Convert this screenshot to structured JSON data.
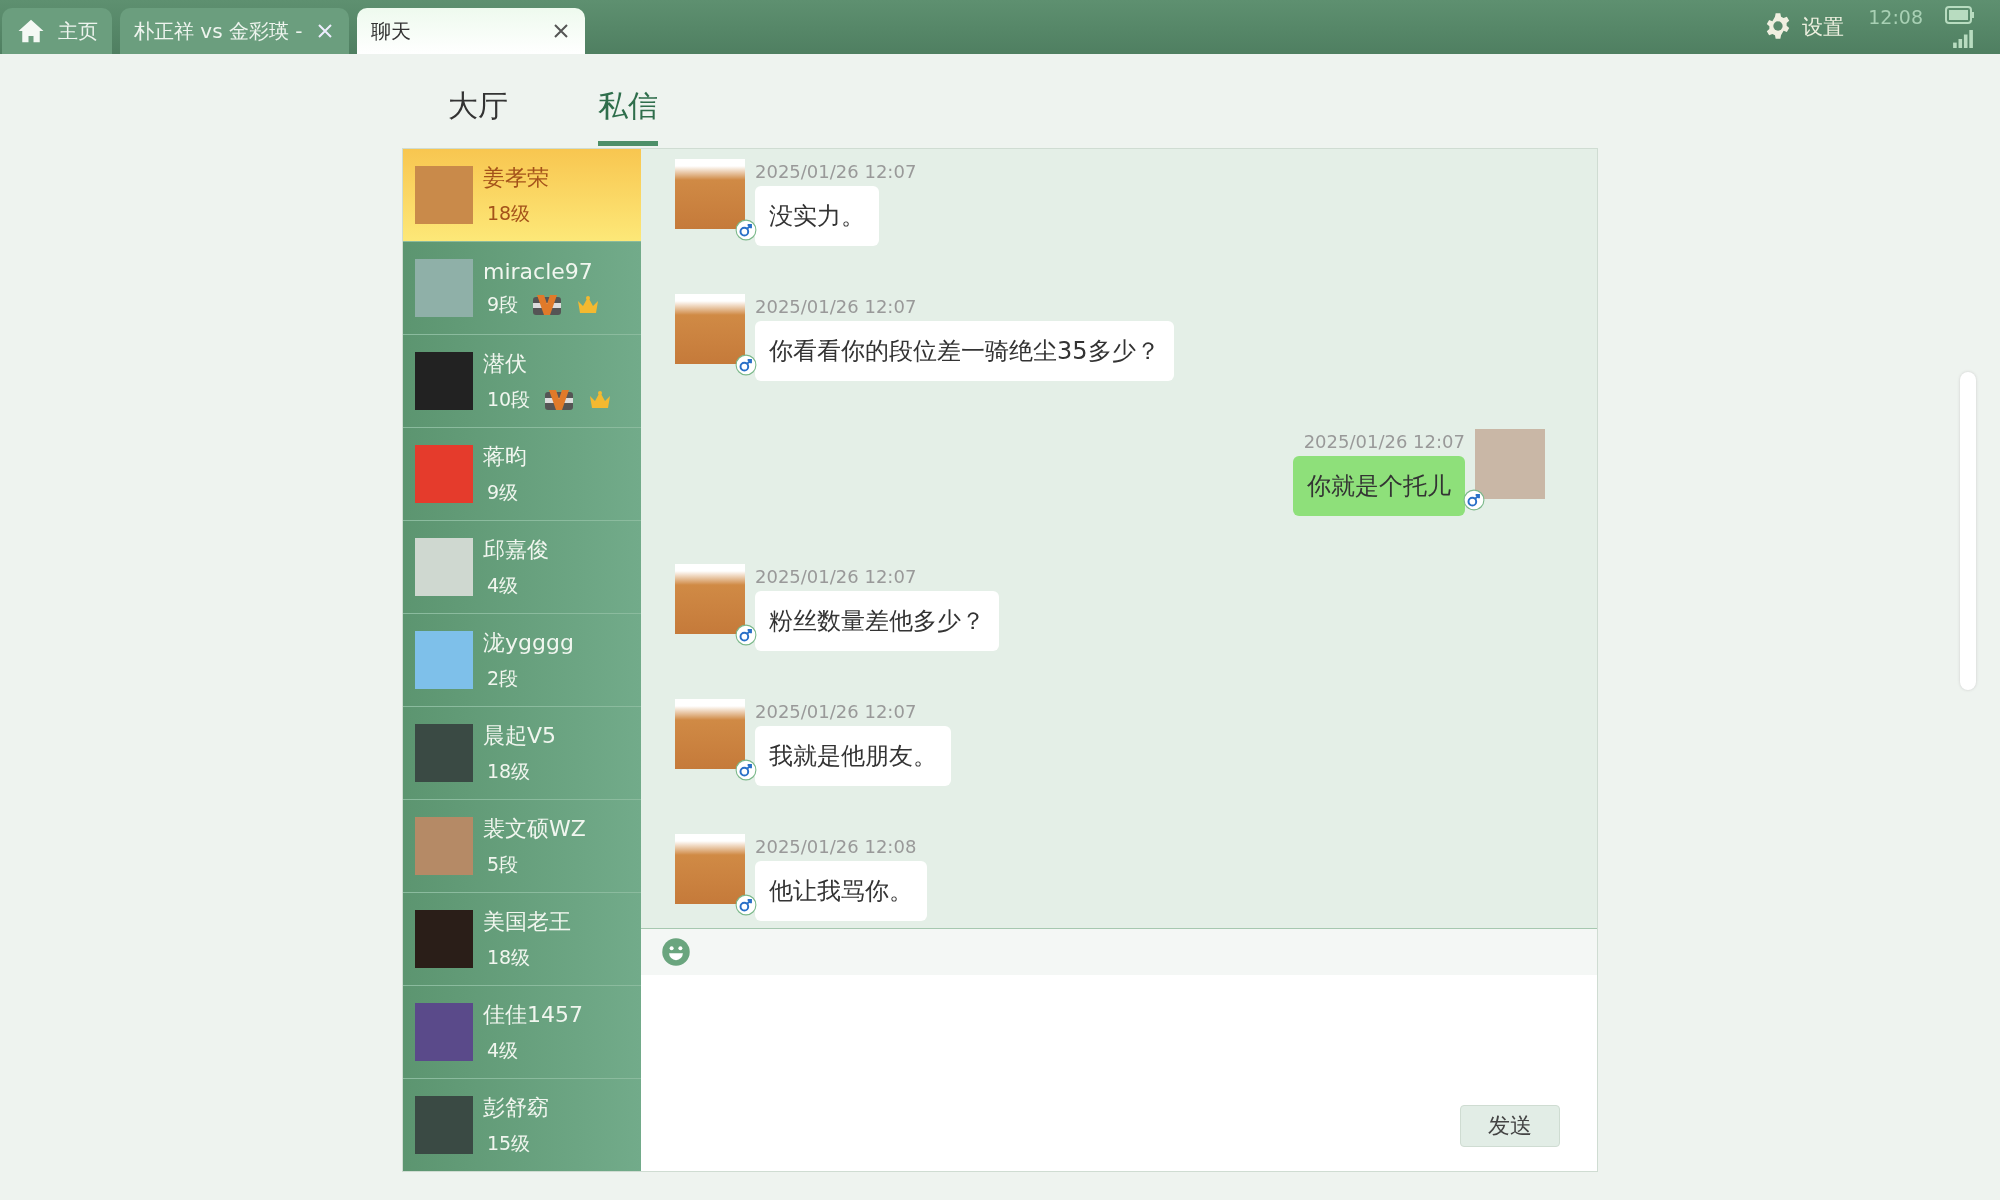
{
  "top_tabs": [
    {
      "kind": "home",
      "label": "主页",
      "selected": false,
      "closable": false
    },
    {
      "kind": "page",
      "label": "朴正祥 vs 金彩瑛 -",
      "selected": false,
      "closable": true
    },
    {
      "kind": "page",
      "label": "聊天",
      "selected": true,
      "closable": true
    }
  ],
  "status_bar": {
    "settings_label": "设置",
    "time": "12:08"
  },
  "section_tabs": [
    {
      "label": "大厅",
      "selected": false
    },
    {
      "label": "私信",
      "selected": true
    }
  ],
  "contacts": [
    {
      "name": "姜孝荣",
      "rank": "18级",
      "selected": true,
      "vip": false,
      "crown": false
    },
    {
      "name": "miracle97",
      "rank": "9段",
      "selected": false,
      "vip": true,
      "crown": true
    },
    {
      "name": "潜伏",
      "rank": "10段",
      "selected": false,
      "vip": true,
      "crown": true
    },
    {
      "name": "蒋昀",
      "rank": "9级",
      "selected": false,
      "vip": false,
      "crown": false
    },
    {
      "name": "邱嘉俊",
      "rank": "4级",
      "selected": false,
      "vip": false,
      "crown": false
    },
    {
      "name": "泷ygggg",
      "rank": "2段",
      "selected": false,
      "vip": false,
      "crown": false
    },
    {
      "name": "晨起V5",
      "rank": "18级",
      "selected": false,
      "vip": false,
      "crown": false
    },
    {
      "name": "裴文硕WZ",
      "rank": "5段",
      "selected": false,
      "vip": false,
      "crown": false
    },
    {
      "name": "美国老王",
      "rank": "18级",
      "selected": false,
      "vip": false,
      "crown": false
    },
    {
      "name": "佳佳1457",
      "rank": "4级",
      "selected": false,
      "vip": false,
      "crown": false
    },
    {
      "name": "彭舒窈",
      "rank": "15级",
      "selected": false,
      "vip": false,
      "crown": false
    }
  ],
  "messages": [
    {
      "kind": "received",
      "time": "2025/01/26 12:07",
      "text": "没实力。"
    },
    {
      "kind": "received",
      "time": "2025/01/26 12:07",
      "text": "你看看你的段位差一骑绝尘35多少？"
    },
    {
      "kind": "sent",
      "time": "2025/01/26 12:07",
      "text": "你就是个托儿"
    },
    {
      "kind": "received",
      "time": "2025/01/26 12:07",
      "text": "粉丝数量差他多少？"
    },
    {
      "kind": "received",
      "time": "2025/01/26 12:07",
      "text": "我就是他朋友。"
    },
    {
      "kind": "received",
      "time": "2025/01/26 12:08",
      "text": "他让我骂你。"
    }
  ],
  "send_button": "发送"
}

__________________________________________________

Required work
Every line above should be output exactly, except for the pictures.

Answer to this exercise
Convert this screenshot to structured JSON data.
{
  "top_tabs": [
    {
      "kind": "home",
      "label": "主页",
      "selected": false,
      "closable": false
    },
    {
      "kind": "page",
      "label": "朴正祥 vs 金彩瑛 -",
      "selected": false,
      "closable": true
    },
    {
      "kind": "page",
      "label": "聊天",
      "selected": true,
      "closable": true
    }
  ],
  "status_bar": {
    "settings_label": "设置",
    "time": "12:08"
  },
  "section_tabs": [
    {
      "label": "大厅",
      "selected": false
    },
    {
      "label": "私信",
      "selected": true
    }
  ],
  "contacts": [
    {
      "name": "姜孝荣",
      "rank": "18级",
      "selected": true,
      "vip": false,
      "crown": false
    },
    {
      "name": "miracle97",
      "rank": "9段",
      "selected": false,
      "vip": true,
      "crown": true
    },
    {
      "name": "潜伏",
      "rank": "10段",
      "selected": false,
      "vip": true,
      "crown": true
    },
    {
      "name": "蒋昀",
      "rank": "9级",
      "selected": false,
      "vip": false,
      "crown": false
    },
    {
      "name": "邱嘉俊",
      "rank": "4级",
      "selected": false,
      "vip": false,
      "crown": false
    },
    {
      "name": "泷ygggg",
      "rank": "2段",
      "selected": false,
      "vip": false,
      "crown": false
    },
    {
      "name": "晨起V5",
      "rank": "18级",
      "selected": false,
      "vip": false,
      "crown": false
    },
    {
      "name": "裴文硕WZ",
      "rank": "5段",
      "selected": false,
      "vip": false,
      "crown": false
    },
    {
      "name": "美国老王",
      "rank": "18级",
      "selected": false,
      "vip": false,
      "crown": false
    },
    {
      "name": "佳佳1457",
      "rank": "4级",
      "selected": false,
      "vip": false,
      "crown": false
    },
    {
      "name": "彭舒窈",
      "rank": "15级",
      "selected": false,
      "vip": false,
      "crown": false
    }
  ],
  "messages": [
    {
      "kind": "received",
      "time": "2025/01/26 12:07",
      "text": "没实力。"
    },
    {
      "kind": "received",
      "time": "2025/01/26 12:07",
      "text": "你看看你的段位差一骑绝尘35多少？"
    },
    {
      "kind": "sent",
      "time": "2025/01/26 12:07",
      "text": "你就是个托儿"
    },
    {
      "kind": "received",
      "time": "2025/01/26 12:07",
      "text": "粉丝数量差他多少？"
    },
    {
      "kind": "received",
      "time": "2025/01/26 12:07",
      "text": "我就是他朋友。"
    },
    {
      "kind": "received",
      "time": "2025/01/26 12:08",
      "text": "他让我骂你。"
    }
  ],
  "send_button": "发送"
}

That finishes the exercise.